In describing the different monitoring and spray strategies for the each nut crop, Siegel says, “Well, with pistachios, hull split is not as predictable, so if you have hull integrity maintained, there is less NOW pressure because the nuts are not vulnerable. Navel Orangeworm seems to find pistachios once that hull begins to split. If hull break-down occurs earlier, you are dealing with more pressure.”

Joel Siegel
Joel Siegel, research entomologist with USDA ARS in the Parlier office, Fresno County

“On walnuts,” he explains, “people have been harvesting them later, going into September and October. So, if sun damage or anything else has damaged the hull in these late varieties, NOW will find these nuts as well. So, growers are experiencing higher pressure with late harvest walnuts.”

“NOW management timing is a bit more obvious for almonds,” Siegel explains. “That hull split spray is probably the most critical spray application, plus the new crop nuts are increasingly becoming more vulnerable to NOW. When that hull begins to open seems to be when this moth really notices the almonds.”

Siegel states, “One problem with almonds in particular, is that drought stress may cause prolonged hull-split that is not synchronous within an orchard. You’ll see NOW on the edges and the middle of the orchard, for example, just out of sync. So growers are having to apply an extra spray to treat all of their nuts the first time, and that is a relatively new phenomenon.”

“Second,” he says, “some people get burned in almonds, as they are used to the NOW pressure they encountered two to three years ago when they were not dealing with that extra generation. So they’ve only been applying this single spray; whereas, currently, many people need to do a hull-split spray followed by a post-hull-split spray.” And the way this season is progressing, growers may need to do this second spray over the next ten days.

“With  pistachios,” Siegel notes, “these NOW generations are building. And because of the high economic value of pistachios, people are doing a  second, or even a third shake. So if you have a scenario in which your crop is not synchronous in development, a lot of nuts become available late in the season, just when the NOW population is high as well. So that last 20% of the pistachio crop is where a great deal of damage is occurring.”

Navel Orangeworm does so much damage to the kernels that many processors are offering price premiums to growers for pistachios with  less than 1% damage.
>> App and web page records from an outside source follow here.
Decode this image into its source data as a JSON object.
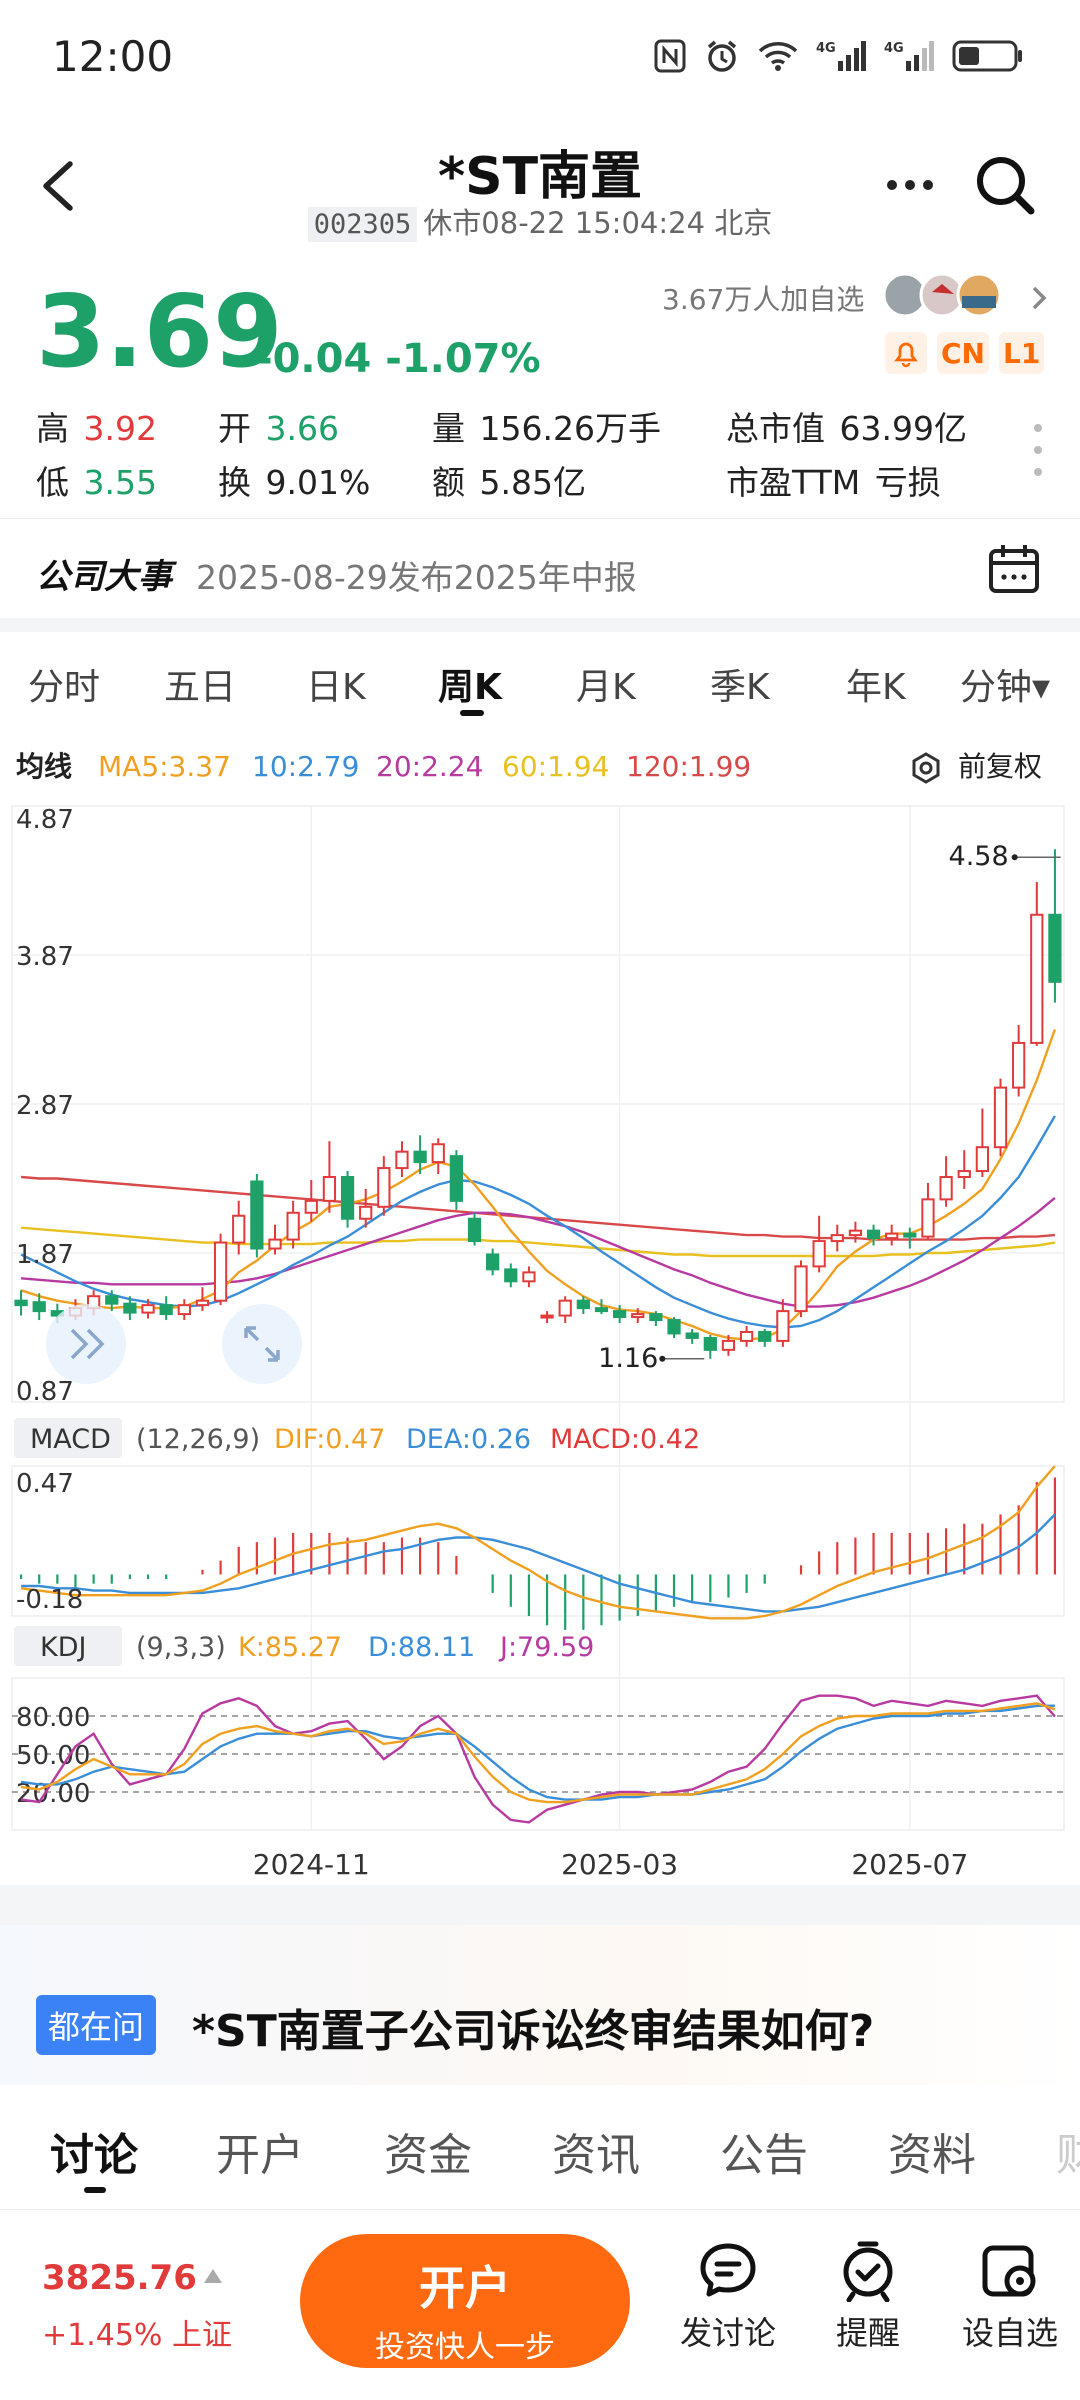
{
  "status_bar": {
    "time": "12:00"
  },
  "header": {
    "title": "*ST南置",
    "code": "002305",
    "market_status": "休市08-22 15:04:24 北京"
  },
  "quote": {
    "price": "3.69",
    "change": "-0.04 -1.07%",
    "followers": "3.67万人加自选",
    "badges": [
      "CN",
      "L1"
    ],
    "stats": [
      {
        "label": "高",
        "value": "3.92"
      },
      {
        "label": "开",
        "value": "3.66"
      },
      {
        "label": "量",
        "value": "156.26万手"
      },
      {
        "label": "总市值",
        "value": "63.99亿"
      },
      {
        "label": "低",
        "value": "3.55"
      },
      {
        "label": "换",
        "value": "9.01%"
      },
      {
        "label": "额",
        "value": "5.85亿"
      },
      {
        "label": "市盈TTM",
        "value": "亏损"
      }
    ]
  },
  "event": {
    "label": "公司大事",
    "text": "2025-08-29发布2025年中报"
  },
  "period_tabs": [
    "分时",
    "五日",
    "日K",
    "周K",
    "月K",
    "季K",
    "年K",
    "分钟▾"
  ],
  "active_period": "周K",
  "colors": {
    "up": "#e03a3a",
    "down": "#1ea069",
    "accent": "#ff6a10",
    "ma5": "#f0a020",
    "ma10": "#3a8ed8",
    "ma20": "#b83aa0",
    "ma60": "#e8c020",
    "ma120": "#d84a4a"
  },
  "chart_data": {
    "type": "candlestick",
    "ma_header": {
      "label": "均线",
      "items": [
        "MA5:3.37",
        "10:2.79",
        "20:2.24",
        "60:1.94",
        "120:1.99"
      ],
      "adjust": "前复权"
    },
    "ylim": [
      0.87,
      4.87
    ],
    "y_ticks": [
      "4.87",
      "3.87",
      "2.87",
      "1.87",
      "0.87"
    ],
    "x_ticks": [
      {
        "label": "2024-11",
        "index": 16
      },
      {
        "label": "2025-03",
        "index": 33
      },
      {
        "label": "2025-07",
        "index": 49
      }
    ],
    "annotations": {
      "high": {
        "label": "4.58",
        "index": 55,
        "value": 4.58
      },
      "low": {
        "label": "1.16",
        "index": 38,
        "value": 1.16
      }
    },
    "candles": [
      [
        1.55,
        1.52,
        1.62,
        1.45
      ],
      [
        1.54,
        1.48,
        1.6,
        1.42
      ],
      [
        1.48,
        1.45,
        1.53,
        1.4
      ],
      [
        1.45,
        1.5,
        1.56,
        1.42
      ],
      [
        1.5,
        1.58,
        1.62,
        1.45
      ],
      [
        1.58,
        1.53,
        1.62,
        1.48
      ],
      [
        1.53,
        1.47,
        1.58,
        1.42
      ],
      [
        1.47,
        1.52,
        1.56,
        1.43
      ],
      [
        1.52,
        1.46,
        1.58,
        1.42
      ],
      [
        1.46,
        1.52,
        1.56,
        1.42
      ],
      [
        1.52,
        1.55,
        1.64,
        1.48
      ],
      [
        1.55,
        1.94,
        2.0,
        1.52
      ],
      [
        1.94,
        2.12,
        2.22,
        1.86
      ],
      [
        2.35,
        1.9,
        2.4,
        1.84
      ],
      [
        1.9,
        1.96,
        2.06,
        1.86
      ],
      [
        1.96,
        2.14,
        2.22,
        1.9
      ],
      [
        2.14,
        2.22,
        2.36,
        2.08
      ],
      [
        2.22,
        2.38,
        2.62,
        2.14
      ],
      [
        2.38,
        2.1,
        2.42,
        2.04
      ],
      [
        2.1,
        2.18,
        2.3,
        2.04
      ],
      [
        2.18,
        2.44,
        2.52,
        2.12
      ],
      [
        2.44,
        2.55,
        2.62,
        2.38
      ],
      [
        2.55,
        2.48,
        2.66,
        2.4
      ],
      [
        2.48,
        2.6,
        2.64,
        2.4
      ],
      [
        2.52,
        2.22,
        2.56,
        2.16
      ],
      [
        2.1,
        1.95,
        2.14,
        1.92
      ],
      [
        1.86,
        1.76,
        1.9,
        1.72
      ],
      [
        1.76,
        1.68,
        1.8,
        1.64
      ],
      [
        1.68,
        1.74,
        1.78,
        1.64
      ],
      [
        1.45,
        1.45,
        1.48,
        1.4
      ],
      [
        1.45,
        1.55,
        1.58,
        1.4
      ],
      [
        1.55,
        1.5,
        1.58,
        1.46
      ],
      [
        1.5,
        1.48,
        1.56,
        1.46
      ],
      [
        1.48,
        1.44,
        1.52,
        1.4
      ],
      [
        1.44,
        1.46,
        1.5,
        1.4
      ],
      [
        1.46,
        1.42,
        1.48,
        1.38
      ],
      [
        1.42,
        1.33,
        1.44,
        1.3
      ],
      [
        1.33,
        1.3,
        1.36,
        1.26
      ],
      [
        1.3,
        1.22,
        1.32,
        1.16
      ],
      [
        1.22,
        1.28,
        1.32,
        1.18
      ],
      [
        1.28,
        1.34,
        1.38,
        1.24
      ],
      [
        1.34,
        1.28,
        1.36,
        1.24
      ],
      [
        1.28,
        1.48,
        1.56,
        1.24
      ],
      [
        1.48,
        1.78,
        1.82,
        1.44
      ],
      [
        1.78,
        1.95,
        2.12,
        1.74
      ],
      [
        1.95,
        1.99,
        2.06,
        1.88
      ],
      [
        1.99,
        2.02,
        2.08,
        1.94
      ],
      [
        2.02,
        1.97,
        2.06,
        1.92
      ],
      [
        1.97,
        2.0,
        2.06,
        1.92
      ],
      [
        2.0,
        1.98,
        2.04,
        1.9
      ],
      [
        1.98,
        2.23,
        2.34,
        1.96
      ],
      [
        2.23,
        2.38,
        2.52,
        2.18
      ],
      [
        2.38,
        2.42,
        2.56,
        2.3
      ],
      [
        2.42,
        2.58,
        2.84,
        2.38
      ],
      [
        2.58,
        2.98,
        3.04,
        2.52
      ],
      [
        2.98,
        3.28,
        3.4,
        2.92
      ],
      [
        3.28,
        4.14,
        4.36,
        3.26
      ],
      [
        4.14,
        3.69,
        4.58,
        3.55
      ]
    ],
    "ma5": [
      1.62,
      1.58,
      1.55,
      1.53,
      1.51,
      1.5,
      1.51,
      1.5,
      1.5,
      1.51,
      1.56,
      1.62,
      1.74,
      1.82,
      1.92,
      2.01,
      2.08,
      2.18,
      2.2,
      2.23,
      2.28,
      2.35,
      2.43,
      2.48,
      2.45,
      2.33,
      2.18,
      2.02,
      1.88,
      1.75,
      1.66,
      1.58,
      1.52,
      1.49,
      1.48,
      1.46,
      1.42,
      1.38,
      1.33,
      1.3,
      1.29,
      1.3,
      1.36,
      1.48,
      1.62,
      1.78,
      1.88,
      1.96,
      2.0,
      2.0,
      2.05,
      2.12,
      2.2,
      2.3,
      2.5,
      2.74,
      3.03,
      3.37
    ],
    "ma10": [
      1.86,
      1.8,
      1.74,
      1.68,
      1.63,
      1.59,
      1.56,
      1.54,
      1.52,
      1.51,
      1.52,
      1.55,
      1.6,
      1.66,
      1.72,
      1.79,
      1.85,
      1.92,
      1.98,
      2.06,
      2.14,
      2.22,
      2.28,
      2.33,
      2.36,
      2.35,
      2.31,
      2.26,
      2.2,
      2.12,
      2.05,
      1.97,
      1.88,
      1.8,
      1.72,
      1.64,
      1.57,
      1.52,
      1.47,
      1.43,
      1.4,
      1.38,
      1.37,
      1.38,
      1.42,
      1.48,
      1.56,
      1.64,
      1.72,
      1.8,
      1.88,
      1.95,
      2.03,
      2.12,
      2.24,
      2.38,
      2.58,
      2.79
    ],
    "ma20": [
      1.7,
      1.69,
      1.68,
      1.67,
      1.67,
      1.66,
      1.66,
      1.66,
      1.66,
      1.66,
      1.66,
      1.67,
      1.68,
      1.7,
      1.73,
      1.77,
      1.81,
      1.85,
      1.89,
      1.93,
      1.97,
      2.01,
      2.05,
      2.09,
      2.12,
      2.14,
      2.14,
      2.13,
      2.11,
      2.08,
      2.05,
      2.01,
      1.96,
      1.91,
      1.86,
      1.81,
      1.76,
      1.72,
      1.67,
      1.63,
      1.59,
      1.56,
      1.53,
      1.51,
      1.51,
      1.52,
      1.54,
      1.57,
      1.61,
      1.65,
      1.7,
      1.76,
      1.82,
      1.89,
      1.97,
      2.05,
      2.14,
      2.24
    ],
    "ma60": [
      2.04,
      2.03,
      2.02,
      2.01,
      2.0,
      1.99,
      1.98,
      1.97,
      1.96,
      1.95,
      1.94,
      1.94,
      1.93,
      1.93,
      1.93,
      1.93,
      1.93,
      1.94,
      1.94,
      1.94,
      1.95,
      1.95,
      1.96,
      1.96,
      1.96,
      1.96,
      1.95,
      1.95,
      1.94,
      1.93,
      1.92,
      1.91,
      1.9,
      1.89,
      1.88,
      1.87,
      1.86,
      1.86,
      1.85,
      1.85,
      1.85,
      1.85,
      1.85,
      1.85,
      1.85,
      1.85,
      1.85,
      1.85,
      1.86,
      1.86,
      1.87,
      1.87,
      1.88,
      1.89,
      1.9,
      1.91,
      1.92,
      1.94
    ],
    "ma120": [
      2.38,
      2.37,
      2.37,
      2.36,
      2.35,
      2.34,
      2.33,
      2.32,
      2.31,
      2.3,
      2.29,
      2.28,
      2.27,
      2.26,
      2.25,
      2.24,
      2.23,
      2.22,
      2.21,
      2.2,
      2.19,
      2.18,
      2.17,
      2.16,
      2.15,
      2.14,
      2.13,
      2.12,
      2.11,
      2.1,
      2.09,
      2.08,
      2.07,
      2.06,
      2.05,
      2.04,
      2.03,
      2.02,
      2.01,
      2.0,
      1.99,
      1.99,
      1.98,
      1.98,
      1.97,
      1.97,
      1.97,
      1.96,
      1.96,
      1.96,
      1.96,
      1.96,
      1.96,
      1.97,
      1.97,
      1.98,
      1.98,
      1.99
    ],
    "macd": {
      "header": {
        "label": "MACD",
        "params": "(12,26,9)",
        "items": [
          "DIF:0.47",
          "DEA:0.26",
          "MACD:0.42"
        ]
      },
      "ylim": [
        -0.18,
        0.47
      ],
      "y_ticks": [
        "0.47",
        "-0.18"
      ],
      "dif": [
        -0.06,
        -0.07,
        -0.08,
        -0.09,
        -0.09,
        -0.09,
        -0.09,
        -0.09,
        -0.09,
        -0.08,
        -0.07,
        -0.04,
        0.0,
        0.03,
        0.06,
        0.09,
        0.11,
        0.13,
        0.14,
        0.15,
        0.17,
        0.19,
        0.21,
        0.22,
        0.2,
        0.16,
        0.11,
        0.06,
        0.02,
        -0.03,
        -0.07,
        -0.1,
        -0.12,
        -0.14,
        -0.15,
        -0.16,
        -0.17,
        -0.18,
        -0.19,
        -0.19,
        -0.19,
        -0.18,
        -0.16,
        -0.13,
        -0.09,
        -0.05,
        -0.02,
        0.01,
        0.03,
        0.05,
        0.07,
        0.1,
        0.13,
        0.16,
        0.21,
        0.27,
        0.38,
        0.47
      ],
      "dea": [
        -0.05,
        -0.05,
        -0.06,
        -0.06,
        -0.07,
        -0.07,
        -0.08,
        -0.08,
        -0.08,
        -0.08,
        -0.08,
        -0.07,
        -0.06,
        -0.04,
        -0.02,
        0.0,
        0.02,
        0.04,
        0.06,
        0.08,
        0.1,
        0.11,
        0.13,
        0.15,
        0.16,
        0.16,
        0.15,
        0.13,
        0.11,
        0.08,
        0.05,
        0.02,
        -0.01,
        -0.04,
        -0.06,
        -0.08,
        -0.1,
        -0.12,
        -0.13,
        -0.14,
        -0.15,
        -0.16,
        -0.16,
        -0.15,
        -0.14,
        -0.12,
        -0.1,
        -0.08,
        -0.06,
        -0.04,
        -0.02,
        0.0,
        0.02,
        0.05,
        0.08,
        0.12,
        0.18,
        0.26
      ],
      "hist": [
        -0.02,
        -0.04,
        -0.04,
        -0.06,
        -0.04,
        -0.04,
        -0.02,
        -0.02,
        -0.02,
        0.0,
        0.02,
        0.06,
        0.12,
        0.14,
        0.16,
        0.18,
        0.18,
        0.18,
        0.16,
        0.14,
        0.14,
        0.16,
        0.16,
        0.14,
        0.08,
        0.0,
        -0.08,
        -0.14,
        -0.18,
        -0.22,
        -0.24,
        -0.24,
        -0.22,
        -0.2,
        -0.18,
        -0.16,
        -0.14,
        -0.12,
        -0.12,
        -0.1,
        -0.08,
        -0.04,
        0.0,
        0.04,
        0.1,
        0.14,
        0.16,
        0.18,
        0.18,
        0.18,
        0.18,
        0.2,
        0.22,
        0.22,
        0.26,
        0.3,
        0.4,
        0.42
      ]
    },
    "kdj": {
      "header": {
        "label": "KDJ",
        "params": "(9,3,3)",
        "items": [
          "K:85.27",
          "D:88.11",
          "J:79.59"
        ]
      },
      "ylim": [
        -10,
        110
      ],
      "y_ticks": [
        "80.00",
        "50.00",
        "20.00"
      ],
      "k": [
        24,
        22,
        28,
        38,
        46,
        40,
        34,
        34,
        34,
        42,
        58,
        66,
        70,
        72,
        68,
        66,
        64,
        68,
        70,
        66,
        58,
        60,
        66,
        70,
        66,
        48,
        32,
        20,
        14,
        12,
        12,
        14,
        16,
        18,
        18,
        18,
        18,
        18,
        22,
        26,
        30,
        38,
        50,
        64,
        72,
        78,
        80,
        80,
        82,
        82,
        82,
        84,
        84,
        84,
        86,
        88,
        90,
        85.27
      ],
      "d": [
        28,
        26,
        26,
        30,
        36,
        40,
        38,
        36,
        34,
        36,
        46,
        56,
        62,
        66,
        66,
        66,
        64,
        66,
        68,
        68,
        64,
        62,
        64,
        66,
        66,
        56,
        44,
        32,
        22,
        16,
        14,
        14,
        14,
        16,
        16,
        18,
        18,
        18,
        20,
        22,
        26,
        30,
        40,
        52,
        62,
        70,
        74,
        78,
        80,
        80,
        80,
        82,
        82,
        84,
        84,
        86,
        88,
        88.11
      ],
      "j": [
        14,
        12,
        34,
        56,
        66,
        42,
        26,
        30,
        34,
        54,
        82,
        90,
        94,
        88,
        72,
        66,
        68,
        74,
        76,
        62,
        46,
        56,
        72,
        80,
        66,
        32,
        10,
        -2,
        -4,
        6,
        10,
        14,
        18,
        20,
        20,
        18,
        20,
        22,
        28,
        36,
        40,
        54,
        74,
        92,
        96,
        96,
        94,
        88,
        92,
        90,
        88,
        92,
        90,
        88,
        92,
        94,
        96,
        79.59
      ]
    }
  },
  "ask": {
    "badge": "都在问",
    "text": "*ST南置子公司诉讼终审结果如何?"
  },
  "bottom_tabs": [
    "讨论",
    "开户",
    "资金",
    "资讯",
    "公告",
    "资料",
    "财"
  ],
  "bottom_bar": {
    "index_value": "3825.76",
    "index_change": "+1.45% 上证",
    "open_button": {
      "title": "开户",
      "subtitle": "投资快人一步"
    },
    "actions": [
      {
        "label": "发讨论",
        "icon": "chat-icon"
      },
      {
        "label": "提醒",
        "icon": "alarm-icon"
      },
      {
        "label": "设自选",
        "icon": "settings-icon"
      }
    ]
  }
}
Siegel clarifies, “I’m assuming that is the goal of increased subsidies; to help offset either the cost of increased insecticide applications or to offset the cost of puffers for mating disruption.”

Siegel notes some unique NOW attributes, “They are very good at eating a lot of different things.  People don’t realize that although these different nut commodities—almonds, pistachios, and walnuts—have chemicals that help protect them from insects, this worm is very good at detoxifying or eliminating these protective chemicals. So, NOW is able to pressure many different crops and moldy fruit, so that any moldy mummies on the ground can serve as food for Navel Orangeworms. This is why sanitation is so critically important.”

Siegel says California tree nut growers are well-known for their high quality product, and this excellent reputation must be maintained. “Pistachios are a valuable crop,” Siegel says. “Growers must balance these advantages, talk with their processors, and look at how aggressive their pest management practices need to be.”

“The reality,” he continues, “is that a lot of people did quite well last year, and their damage was quite acceptable. So again, my advice is to stay the course; if you are happy with your results, continue to do the things that made you happy. If you got stung a little bit, consider adding sanitation or an additional spray.”

Finally, Siegel summarizes, “The California advantage is a quality nut crop that is high in demand. I assume that quality is never static; it always has to improve and respond to the market. As processors continue to pay premiums, they will expect nuts of a certain quality, and that will be the challenge for growers’ management strategies.”

(Featured Photo: Almond damaged by navel orangeworm larvae, UC ANR)